Note: This recipe works well with potato gnocchi or red meat. 

Makes 4 to 6 servings.


Recipe from Kathy Wildman, Duck Pond Cellars, Dundee

“This dish is a show-stopper when presented to friends and family. It is a favorite here at Duck Pond when we have staff potlucks. The bread pudding can be served as a meal on its own, as a side dish or for brunch. It can be transferred into a vegetarian dish by omitting the prosciutto. As a special treat, I sometimes add chanterelle mushrooms.” 
- Kathy Wildman, Duck Pond Cellars

WINE PAIRING: Duck Pond Cellars 2009 Chardonnay


2 pounds sweet potatoes, peeled and cut into ½-inch cubes (about 6 cups)

1 medium red onion, diced 

4 tablespoons olive oil, divided 

2 tablespoons butter

8 ounces prosciutto, cut into small pieces 

1½ teaspoons coarse kosher salt, plus additional for sprinkling

2 teaspoons of freshly ground pepper

8 large eggs 

3 cups half and half 

¼ cup dry white wine 

2 tablespoons Dijon mustard 

3 tablespoons fresh thyme, finely minced

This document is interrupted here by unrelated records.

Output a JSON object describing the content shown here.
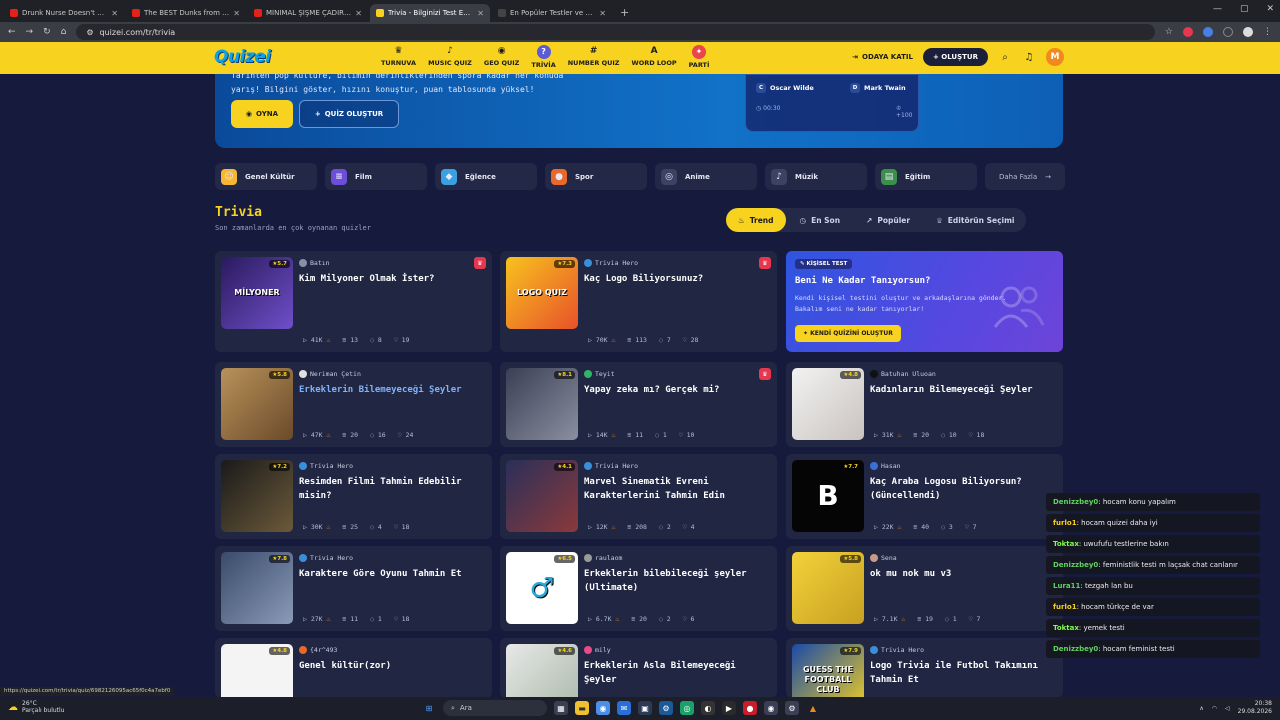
{
  "browser": {
    "tabs": [
      {
        "label": "Drunk Nurse Doesn't Realize S...",
        "color": "#e62117"
      },
      {
        "label": "The BEST Dunks from Shaq's D...",
        "color": "#e62117"
      },
      {
        "label": "MİNİMAL ŞİŞME ÇADIRLA ISSI...",
        "color": "#e62117"
      },
      {
        "label": "Trivia - Bilginizi Test Edin - Quiz...",
        "color": "#f7d21f",
        "active": true
      },
      {
        "label": "En Popüler Testler ve Eğlenceli...",
        "color": "#444"
      }
    ],
    "url": "quizei.com/tr/trivia",
    "status_url": "https://quizei.com/tr/trivia/quiz/6982126095ac65f0c4a7ebf0"
  },
  "header": {
    "logo": "Quizei",
    "nav": [
      {
        "label": "TURNUVA",
        "icon": "trophy-icon",
        "glyph": "♛"
      },
      {
        "label": "MUSIC QUIZ",
        "icon": "music-icon",
        "glyph": "♪"
      },
      {
        "label": "GEO QUIZ",
        "icon": "pin-icon",
        "glyph": "◉"
      },
      {
        "label": "TRİVİA",
        "icon": "trivia-icon",
        "glyph": "?"
      },
      {
        "label": "NUMBER QUIZ",
        "icon": "hash-icon",
        "glyph": "#"
      },
      {
        "label": "WORD LOOP",
        "icon": "word-icon",
        "glyph": "A"
      },
      {
        "label": "PARTİ",
        "icon": "party-icon",
        "glyph": "✦"
      }
    ],
    "join_room": "ODAYA KATIL",
    "create": "OLUŞTUR",
    "avatar_letter": "M"
  },
  "hero": {
    "text_line": "yarış! Bilgini göster, hızını konuştur, puan tablosunda yüksel!",
    "text_top": "Tarihten pop kültüre, bilimin derinliklerinden spora kadar her konuda",
    "play": "OYNA",
    "create_quiz": "QUİZ OLUŞTUR",
    "card": {
      "opt_c_letter": "C",
      "opt_c": "Oscar Wilde",
      "opt_d_letter": "D",
      "opt_d": "Mark Twain",
      "timer": "00:30",
      "points": "+100"
    }
  },
  "categories": [
    {
      "label": "Genel Kültür",
      "glyph": "☺",
      "color": "#f7b733"
    },
    {
      "label": "Film",
      "glyph": "≡",
      "color": "#6b4fd8"
    },
    {
      "label": "Eğlence",
      "glyph": "◆",
      "color": "#3aa0e0"
    },
    {
      "label": "Spor",
      "glyph": "●",
      "color": "#e8692a"
    },
    {
      "label": "Anime",
      "glyph": "◎",
      "color": "#3c4263"
    },
    {
      "label": "Müzik",
      "glyph": "♪",
      "color": "#3c4263"
    },
    {
      "label": "Eğitim",
      "glyph": "▤",
      "color": "#3c8f4a"
    }
  ],
  "categories_more": "Daha Fazla",
  "section": {
    "title": "Trivia",
    "subtitle": "Son zamanlarda en çok oynanan quizler",
    "filters": [
      "Trend",
      "En Son",
      "Popüler",
      "Editörün Seçimi"
    ]
  },
  "promo": {
    "tag": "KİŞİSEL TEST",
    "title": "Beni Ne Kadar Tanıyorsun?",
    "desc": "Kendi kişisel testini oluştur ve arkadaşlarına gönder. Bakalım seni ne kadar tanıyorlar!",
    "button": "KENDİ QUİZİNİ OLUŞTUR"
  },
  "cards": [
    {
      "author": "Batın",
      "title": "Kim Milyoner Olmak İster?",
      "rating": "5.7",
      "views": "41K",
      "q": "13",
      "c": "8",
      "l": "19",
      "badge": true,
      "thumb": "linear-gradient(135deg,#2a1a5e,#6f4fc9)",
      "thumbtext": "MİLYONER",
      "dot": "#8a8fa8"
    },
    {
      "author": "Trivia Hero",
      "title": "Kaç Logo Biliyorsunuz?",
      "rating": "7.3",
      "views": "70K",
      "q": "113",
      "c": "7",
      "l": "28",
      "badge": true,
      "thumb": "linear-gradient(135deg,#f7c21f,#e8512a)",
      "thumbtext": "LOGO QUIZ",
      "dot": "#3a8fd8"
    },
    {
      "author": "Neriman Çetin",
      "title": "Erkeklerin Bilemeyeceği Şeyler",
      "rating": "5.8",
      "views": "47K",
      "q": "20",
      "c": "16",
      "l": "24",
      "badge": false,
      "link": true,
      "thumb": "linear-gradient(135deg,#b8925a,#6b4a2a)",
      "thumbtext": "",
      "dot": "#e0e0e0"
    },
    {
      "author": "Teyit",
      "title": "Yapay zeka mı? Gerçek mi?",
      "rating": "8.1",
      "views": "14K",
      "q": "11",
      "c": "1",
      "l": "10",
      "badge": true,
      "thumb": "linear-gradient(135deg,#3a3f55,#8a8fa0)",
      "thumbtext": "",
      "dot": "#2fb56a"
    },
    {
      "author": "Batuhan Uluoan",
      "title": "Kadınların Bilemeyeceği Şeyler",
      "rating": "4.8",
      "views": "31K",
      "q": "20",
      "c": "10",
      "l": "18",
      "badge": false,
      "thumb": "linear-gradient(135deg,#f2f2f2,#c9c3c0)",
      "thumbtext": "",
      "dot": "#111"
    },
    {
      "author": "Trivia Hero",
      "title": "Resimden Filmi Tahmin Edebilir misin?",
      "rating": "7.2",
      "views": "30K",
      "q": "25",
      "c": "4",
      "l": "18",
      "badge": false,
      "thumb": "linear-gradient(135deg,#1a1a1a,#6b5a3a)",
      "thumbtext": "",
      "dot": "#3a8fd8"
    },
    {
      "author": "Trivia Hero",
      "title": "Marvel Sinematik Evreni Karakterlerini Tahmin Edin",
      "rating": "4.1",
      "views": "12K",
      "q": "208",
      "c": "2",
      "l": "4",
      "badge": false,
      "thumb": "linear-gradient(135deg,#2a2f5a,#8a3a3a)",
      "thumbtext": "",
      "dot": "#3a8fd8"
    },
    {
      "author": "Hasan",
      "title": "Kaç Araba Logosu Biliyorsun? (Güncellendi)",
      "rating": "7.7",
      "views": "22K",
      "q": "40",
      "c": "3",
      "l": "7",
      "badge": false,
      "thumb": "#050505",
      "thumbtext": "B",
      "dot": "#3a6fd8"
    },
    {
      "author": "Trivia Hero",
      "title": "Karaktere Göre Oyunu Tahmin Et",
      "rating": "7.8",
      "views": "27K",
      "q": "11",
      "c": "1",
      "l": "18",
      "badge": false,
      "thumb": "linear-gradient(135deg,#3a4a6a,#8a9ab8)",
      "thumbtext": "",
      "dot": "#3a8fd8"
    },
    {
      "author": "raulaom",
      "title": "Erkeklerin bilebileceği şeyler (Ultimate)",
      "rating": "6.5",
      "views": "6.7K",
      "q": "20",
      "c": "2",
      "l": "6",
      "badge": false,
      "thumb": "#ffffff",
      "thumbtext": "♂",
      "dot": "#9a9a9a"
    },
    {
      "author": "Sena",
      "title": "ok mu nok mu v3",
      "rating": "5.8",
      "views": "7.1K",
      "q": "19",
      "c": "1",
      "l": "7",
      "badge": false,
      "thumb": "linear-gradient(135deg,#f2d23a,#c8a020)",
      "thumbtext": "",
      "dot": "#c89a8a"
    },
    {
      "author": "{4r^493",
      "title": "Genel kültür(zor)",
      "rating": "4.8",
      "views": "",
      "q": "",
      "c": "",
      "l": "",
      "badge": false,
      "thumb": "#f4f4f4",
      "thumbtext": "",
      "dot": "#e8692a"
    },
    {
      "author": "mily",
      "title": "Erkeklerin Asla Bilemeyeceği Şeyler",
      "rating": "4.6",
      "views": "",
      "q": "",
      "c": "",
      "l": "",
      "badge": false,
      "thumb": "linear-gradient(135deg,#e8e8e8,#a8b8a8)",
      "thumbtext": "",
      "dot": "#e84a8a"
    },
    {
      "author": "Trivia Hero",
      "title": "Logo Trivia ile Futbol Takımını Tahmin Et",
      "rating": "7.9",
      "views": "",
      "q": "",
      "c": "",
      "l": "",
      "badge": false,
      "thumb": "linear-gradient(135deg,#1a4aa8,#f7d21f)",
      "thumbtext": "GUESS THE FOOTBALL CLUB",
      "dot": "#3a8fd8"
    }
  ],
  "chat": [
    {
      "user": "Denizzbey0",
      "color": "#5fd35f",
      "msg": "hocam konu yapalım"
    },
    {
      "user": "furlo1",
      "color": "#f7d21f",
      "msg": "hocam quizei daha iyi"
    },
    {
      "user": "Toktax",
      "color": "#7dff4a",
      "msg": "uwufufu testlerine bakın"
    },
    {
      "user": "Denizzbey0",
      "color": "#5fd35f",
      "msg": "feministlik testi m laçsak chat canlanır"
    },
    {
      "user": "Lura11",
      "color": "#5fd35f",
      "msg": "tezgah lan bu"
    },
    {
      "user": "furlo1",
      "color": "#f7d21f",
      "msg": "hocam türkçe de var"
    },
    {
      "user": "Toktax",
      "color": "#7dff4a",
      "msg": "yemek testi"
    },
    {
      "user": "Denizzbey0",
      "color": "#5fd35f",
      "msg": "hocam feminist testi"
    }
  ],
  "taskbar": {
    "temp": "26°C",
    "weather": "Parçalı bulutlu",
    "search": "Ara",
    "time": "20:38",
    "date": "29.08.2026"
  }
}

1 day-old baguette (do not remove crust), torn into 1-inch pieces (about 8 cups) 

2 bunches Tuscan kale (about 1 pound), ribs removed, kale coarsely chopped

3 tablespoons water

8 ounces grated sharp cheddar cheese

8 ounces grated Parmesan cheese


1. Place a large sauté pan over medium heat; add olive oil and butter. Add sweet potato and red onion and sauté for 10 minutes, stirring occasionally. Sweet potatoes will still be firm. Transfer sweet potato and onion mixture to a bowl to cool. Add prosciutto and mix well. 

2. While sweet potato mixture is cooking, combine eggs, half & half, white wine and Dijon mustard in a bowl and mix well. Stir in thyme, salt and pepper. Add bread, and let sit for 25 minutes, stirring occasionally.

3. Heat remaining olive oil in sauté pan over medium heat. Add kale and water. Stir until kale is wilted slightly but still bright green in color, about 5 minutes. Add the kale to sweet potato, onion and prosciutto. Stir to blend all ingredients together. 

4. Preheat oven to 350°F. Coat a 13-by-9-inch baking dish with remaining butter. Add ½ egg and bread mixture to baking dish. Top with ½ sweet potato kale mixture. Sprinkle half each of cheddar and Parmesan. Repeat layers again and sprinkle with remaining cheese. 

5. Cover with foil and heat for 30 minutes. Remove foil and heat for another 20 minutes, until pudding is set and top starts to brown. Let sit for 10 minutes and serve. 

Makes 8 (main) or 12 (side dish) servings.

Web Design and Web Development by Buildable